Religion in Mark Twain's Adventures of Huckleberry Finn Essay

622 Words 3 Pages
Religion in Huckleberry Finn

Religion is one of the most constant targets of Twain's satirical pen. In Adventures of Huckleberry Finn, Mark Twain portrays contemporary religion as shallow and hypocritical. He criticizes the hypocrisy of conventional religion by comparing it with the true religion of Huck.

Most of the characters in Huckleberry Finn, while ostensibly devout Christians, in reality behave in anything but a Christian way. Some use religion as a tool to obtain wealth. The king, who twice poses as a preacher, is the epitome of the greedy evangelist. His actions are, in Huck's words, "enough to make a body ashamed of the human race" (131). Many do not exploit religion, but most are hypocritical. For example, the
…show more content…
Huck has grown up in this society and has not escaped its influence. At first he too holds abolition to be a mortal sin punishable by an eternity in hell. However, Huck's religious outlook changes as his heart comes to dominate his mind. As he spends time with Jim, he comes to see Jim as a human being. At first the recognition of Jim's humanity is subconscious. When explaining to Mary Jane why she cannot immediately expose the king and the duke, he says, "I'd be all right, but there'd be another person [Jim] that you don't know about who'd be in big trouble" (149). Later Jim's humanity becomes obvious to him. He correctly concludes that he cannot pray "because [his] heart warn't right; it was because ... [he] was letting on to give up sin, but away inside of [him he] was holding on to the biggest one of all" (168-169). After hesitation, his heart completely conquers his mind. He rejects the morals of his society, declaring, "All right then, I'll go to hell" (169).

Huck's religion also changes as he encounters various influences, such as Miss Watson, the Widow Douglas, and Jim. For instance, his view of Providence is at first both unusual and humorous, as he concludes that there must be two Providences. Later, he comes to trust Providence in a truly devout way. He puts it this way:

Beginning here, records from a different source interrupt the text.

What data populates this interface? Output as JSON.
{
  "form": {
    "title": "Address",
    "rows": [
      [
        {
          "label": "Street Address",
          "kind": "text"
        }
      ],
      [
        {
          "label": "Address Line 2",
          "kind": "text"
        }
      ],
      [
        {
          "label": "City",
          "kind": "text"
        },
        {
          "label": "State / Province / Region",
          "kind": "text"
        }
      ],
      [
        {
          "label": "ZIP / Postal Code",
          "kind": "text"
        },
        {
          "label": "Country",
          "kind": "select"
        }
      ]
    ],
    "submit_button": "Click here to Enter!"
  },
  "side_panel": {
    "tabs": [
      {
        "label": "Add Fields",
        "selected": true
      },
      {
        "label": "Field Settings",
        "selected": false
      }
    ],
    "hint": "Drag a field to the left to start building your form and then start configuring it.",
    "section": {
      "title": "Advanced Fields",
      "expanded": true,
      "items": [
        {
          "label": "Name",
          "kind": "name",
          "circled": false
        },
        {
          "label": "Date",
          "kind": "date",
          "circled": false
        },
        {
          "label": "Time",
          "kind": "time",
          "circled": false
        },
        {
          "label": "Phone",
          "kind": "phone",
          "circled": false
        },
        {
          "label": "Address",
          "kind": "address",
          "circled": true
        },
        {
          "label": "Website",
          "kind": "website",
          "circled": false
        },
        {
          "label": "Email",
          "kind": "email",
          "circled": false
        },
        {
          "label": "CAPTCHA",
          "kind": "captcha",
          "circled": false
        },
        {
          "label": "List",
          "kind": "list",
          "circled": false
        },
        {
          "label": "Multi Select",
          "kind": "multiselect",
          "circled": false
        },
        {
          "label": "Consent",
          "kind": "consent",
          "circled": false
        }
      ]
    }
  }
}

I went right along, not fixing up any particular plan, but just trusting to
Open Document